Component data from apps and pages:
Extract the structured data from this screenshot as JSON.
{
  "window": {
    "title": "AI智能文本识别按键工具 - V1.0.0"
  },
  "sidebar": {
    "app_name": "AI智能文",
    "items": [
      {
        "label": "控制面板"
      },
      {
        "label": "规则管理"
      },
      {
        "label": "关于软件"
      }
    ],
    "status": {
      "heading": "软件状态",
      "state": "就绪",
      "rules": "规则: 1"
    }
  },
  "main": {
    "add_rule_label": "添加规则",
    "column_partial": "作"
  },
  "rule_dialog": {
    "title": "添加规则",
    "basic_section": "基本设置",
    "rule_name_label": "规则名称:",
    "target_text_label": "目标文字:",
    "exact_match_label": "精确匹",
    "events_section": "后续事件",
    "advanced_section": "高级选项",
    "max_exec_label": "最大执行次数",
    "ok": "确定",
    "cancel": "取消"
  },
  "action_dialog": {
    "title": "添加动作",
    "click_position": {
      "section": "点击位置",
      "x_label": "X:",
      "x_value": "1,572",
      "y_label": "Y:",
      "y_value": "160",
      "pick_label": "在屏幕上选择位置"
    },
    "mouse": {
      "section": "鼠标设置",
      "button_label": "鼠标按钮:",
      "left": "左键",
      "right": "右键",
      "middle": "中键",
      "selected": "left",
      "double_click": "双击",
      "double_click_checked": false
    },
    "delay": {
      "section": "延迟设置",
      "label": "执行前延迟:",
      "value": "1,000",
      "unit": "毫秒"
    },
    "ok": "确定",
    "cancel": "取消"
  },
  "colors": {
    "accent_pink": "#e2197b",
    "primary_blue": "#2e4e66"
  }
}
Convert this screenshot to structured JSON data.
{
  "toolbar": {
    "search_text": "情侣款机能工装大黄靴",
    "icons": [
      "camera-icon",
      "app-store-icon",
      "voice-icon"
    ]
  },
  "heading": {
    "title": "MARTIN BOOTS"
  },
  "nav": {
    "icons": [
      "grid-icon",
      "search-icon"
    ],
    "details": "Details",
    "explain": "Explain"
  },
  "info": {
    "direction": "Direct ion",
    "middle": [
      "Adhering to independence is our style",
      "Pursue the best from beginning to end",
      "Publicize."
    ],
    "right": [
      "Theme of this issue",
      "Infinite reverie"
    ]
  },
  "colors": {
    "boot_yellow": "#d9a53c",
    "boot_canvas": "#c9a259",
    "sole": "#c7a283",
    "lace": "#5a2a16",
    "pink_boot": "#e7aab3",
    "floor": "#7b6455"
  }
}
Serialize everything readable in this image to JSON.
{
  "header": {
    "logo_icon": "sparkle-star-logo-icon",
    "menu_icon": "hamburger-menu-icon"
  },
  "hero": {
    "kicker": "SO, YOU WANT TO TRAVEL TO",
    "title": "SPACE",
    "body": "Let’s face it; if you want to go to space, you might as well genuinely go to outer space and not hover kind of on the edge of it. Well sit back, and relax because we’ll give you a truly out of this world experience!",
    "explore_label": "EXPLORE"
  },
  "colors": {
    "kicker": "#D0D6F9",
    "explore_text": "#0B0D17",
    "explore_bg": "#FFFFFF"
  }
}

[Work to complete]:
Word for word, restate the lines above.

[Answer to this exercise]:
Extract the structured data from this screenshot as JSON.
{
  "window": {
    "title": "AI智能文本识别按键工具 - V1.0.0"
  },
  "sidebar": {
    "app_name": "AI智能文",
    "items": [
      {
        "label": "控制面板"
      },
      {
        "label": "规则管理"
      },
      {
        "label": "关于软件"
      }
    ],
    "status": {
      "heading": "软件状态",
      "state": "就绪",
      "rules": "规则: 1"
    }
  },
  "main": {
    "add_rule_label": "添加规则",
    "column_partial": "作"
  },
  "rule_dialog": {
    "title": "添加规则",
    "basic_section": "基本设置",
    "rule_name_label": "规则名称:",
    "target_text_label": "目标文字:",
    "exact_match_label": "精确匹",
    "events_section": "后续事件",
    "advanced_section": "高级选项",
    "max_exec_label": "最大执行次数",
    "ok": "确定",
    "cancel": "取消"
  },
  "action_dialog": {
    "title": "添加动作",
    "click_position": {
      "section": "点击位置",
      "x_label": "X:",
      "x_value": "1,572",
      "y_label": "Y:",
      "y_value": "160",
      "pick_label": "在屏幕上选择位置"
    },
    "mouse": {
      "section": "鼠标设置",
      "button_label": "鼠标按钮:",
      "left": "左键",
      "right": "右键",
      "middle": "中键",
      "selected": "left",
      "double_click": "双击",
      "double_click_checked": false
    },
    "delay": {
      "section": "延迟设置",
      "label": "执行前延迟:",
      "value": "1,000",
      "unit": "毫秒"
    },
    "ok": "确定",
    "cancel": "取消"
  },
  "colors": {
    "accent_pink": "#e2197b",
    "primary_blue": "#2e4e66"
  }
}
Convert this screenshot to structured JSON data.
{
  "toolbar": {
    "search_text": "情侣款机能工装大黄靴",
    "icons": [
      "camera-icon",
      "app-store-icon",
      "voice-icon"
    ]
  },
  "heading": {
    "title": "MARTIN BOOTS"
  },
  "nav": {
    "icons": [
      "grid-icon",
      "search-icon"
    ],
    "details": "Details",
    "explain": "Explain"
  },
  "info": {
    "direction": "Direct ion",
    "middle": [
      "Adhering to independence is our style",
      "Pursue the best from beginning to end",
      "Publicize."
    ],
    "right": [
      "Theme of this issue",
      "Infinite reverie"
    ]
  },
  "colors": {
    "boot_yellow": "#d9a53c",
    "boot_canvas": "#c9a259",
    "sole": "#c7a283",
    "lace": "#5a2a16",
    "pink_boot": "#e7aab3",
    "floor": "#7b6455"
  }
}
Serialize everything readable in this image to JSON.
{
  "header": {
    "logo_icon": "sparkle-star-logo-icon",
    "menu_icon": "hamburger-menu-icon"
  },
  "hero": {
    "kicker": "SO, YOU WANT TO TRAVEL TO",
    "title": "SPACE",
    "body": "Let’s face it; if you want to go to space, you might as well genuinely go to outer space and not hover kind of on the edge of it. Well sit back, and relax because we’ll give you a truly out of this world experience!",
    "explore_label": "EXPLORE"
  },
  "colors": {
    "kicker": "#D0D6F9",
    "explore_text": "#0B0D17",
    "explore_bg": "#FFFFFF"
  }
}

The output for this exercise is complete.